Finally, for better or worse, Dre has stood at the forefront of hip-hop’s mass commodification. “There are very few people that have the kind of credibility that Dre has with music fans,” said Noel Lee, founder of Monster Cable Products Inc., in an L.A. Times story in 2010. Dre has effectively wielded this influence to make Beats headphones a trusted product, with Beats having done for him what Nike did for Jordan. He is also now the musical face of one of the world’s biggest companies in Apple. As much as money can be used as a faulty signifier of worth, there is something to being rap’s first billionaire.
Dre is basically rap game Forrest Gump, a truly special journeyman who in one way or another has made his presence felt at history’s biggest moments. He just has a knack for being a part of the big things.
The latest and, according to Dre, final addition to that resume is Compton. It’s a seamless and cinematic concept album featuring a behemoth reflecting on what made him that. As with his whole career, what shines brightest on Compton is how the album sounds. The New York Times’ Jon Caramanica put it best, saying, “it’s ornate and grand-scaled, and somehow also deft,” a true reflection of its creator.
Dre is basically rap game Forrest Gump, a truly special journeyman who in one way or another has made his presence felt at history’s biggest moments.
No part can be separated from or overshadow the whole, which makes listening to the album an experience. Songs evolve within themselves and then ultimately bleed powerfully into one another, like when the ending high hats in “All in a Day’s Work” reemerge in “Darkside/Gone” and hold you in a trance. Throughout the album the audio bounces from speaker to speaker, making even the shittiest Apple ear buds capable of a captivating and immersive surround-sound experience. Though Compton’s spectacular cohesion can lead to lulls, the album has enough triumphant moments that rise above the rest.
Lyrically, the album is not quite as excellent. Kendrick Lamar’s herculean effort (both in his own verses and his obvious contributions to Dre’s) takes top billing alongside impressive contributions from newcomers like King Mez and vintage verses from legends like Snoop and Xzibit.

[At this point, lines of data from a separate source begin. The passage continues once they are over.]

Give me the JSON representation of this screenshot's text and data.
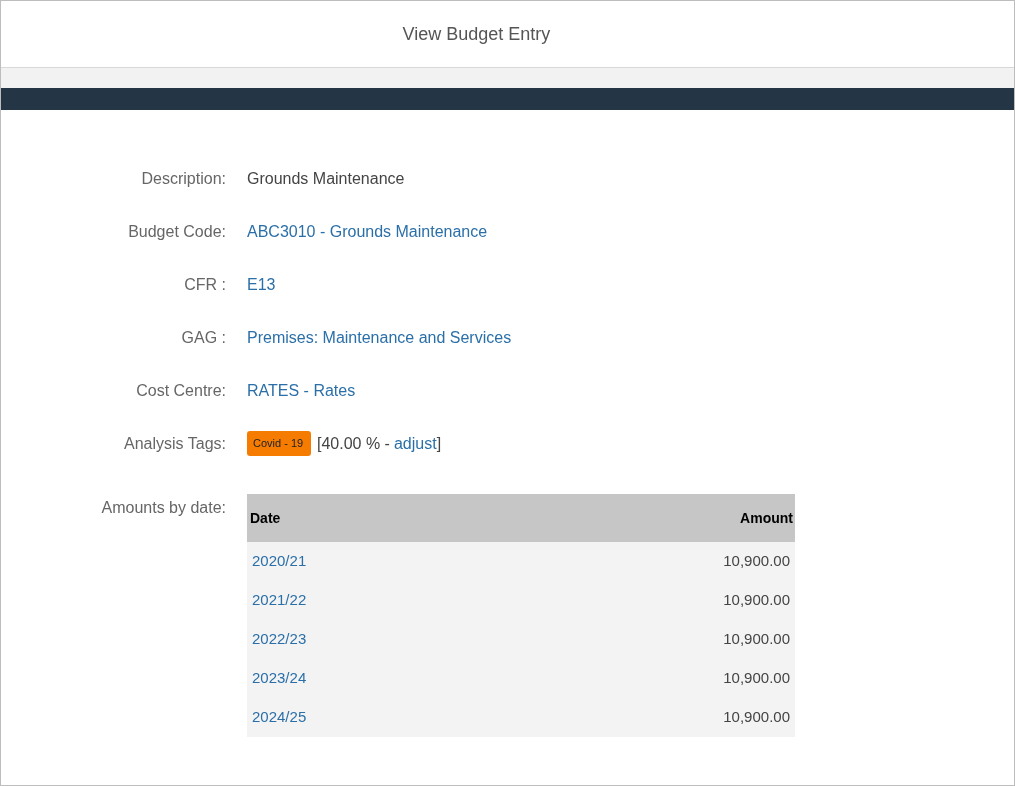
{
  "window": {
    "title": "View Budget Entry"
  },
  "fields": [
    {
      "label": "Description:",
      "kind": "text",
      "value": "Grounds Maintenance"
    },
    {
      "label": "Budget Code:",
      "kind": "link",
      "value": "ABC3010 - Grounds Maintenance"
    },
    {
      "label": "CFR :",
      "kind": "link",
      "value": "E13"
    },
    {
      "label": "GAG :",
      "kind": "link",
      "value": "Premises: Maintenance and Services"
    },
    {
      "label": "Cost Centre:",
      "kind": "link",
      "value": "RATES - Rates"
    }
  ],
  "analysis_tags": {
    "label": "Analysis Tags:",
    "tags": [
      {
        "text": "Covid - 19",
        "color": "#f57c00"
      }
    ],
    "share": "[40.00 % -",
    "link": "adjust",
    "close": "]"
  },
  "amounts": {
    "label": "Amounts by date:",
    "columns": [
      "Date",
      "Amount"
    ],
    "rows": [
      {
        "date": "2020/21",
        "amount": "10,900.00"
      },
      {
        "date": "2021/22",
        "amount": "10,900.00"
      },
      {
        "date": "2022/23",
        "amount": "10,900.00"
      },
      {
        "date": "2023/24",
        "amount": "10,900.00"
      },
      {
        "date": "2024/25",
        "amount": "10,900.00"
      }
    ]
  }
}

But, since when have we needed lyrics to be the focus of Dre’s work?
Between Compton and Straight Outta Compton, the film about the formative years of his superstardom spent with N.W.A, Dre is in the midst of an expansively self-reflective moment. As creatively excellent as these two looks back might be, the way this public rehashing of his whole career ignores his history of violence towards women is problematic. In the wake of all the press surrounding Dre, his brutal beatings of three women—rapper Tairrie B, TV personality Dee Barnes, and onetime girlfriend Michel’le—are getting warranted attention. The neglect to acknowledge the glaring personal faults of his past and to show some maturation is one of this album’s most important flaws.
In a time that is sure to be among the most celebratory of Dre’s career, the same we that will be enjoying Compton must be sure not to let the problematic aspects of his history be swept under the rug. Although both must be acknowledged, neither his personal faults or creative genius should be absent from or totally dominate his overall narrative.
Will Compton become as era-defining as The Chronic? No. Will it spawn as many hits as 2001? Not a chance. But, by (supposedly) finishing his musical career with an album that is just as creatively daring and excellent as his past work, Compton makes as important a personal statement as either project. Like Jordan in 1998 he’s going out with a capstone moment, leaving his follow through in the air and the Detox trolls stumbling around confused like Byron Russell.
At the age of 50, Dre will likely now return to exerting his influence away from hip-hop and the mainstream media’s spotlight, his most recent emergence having entrenched his place as one of hip-hop’s most definitive figures.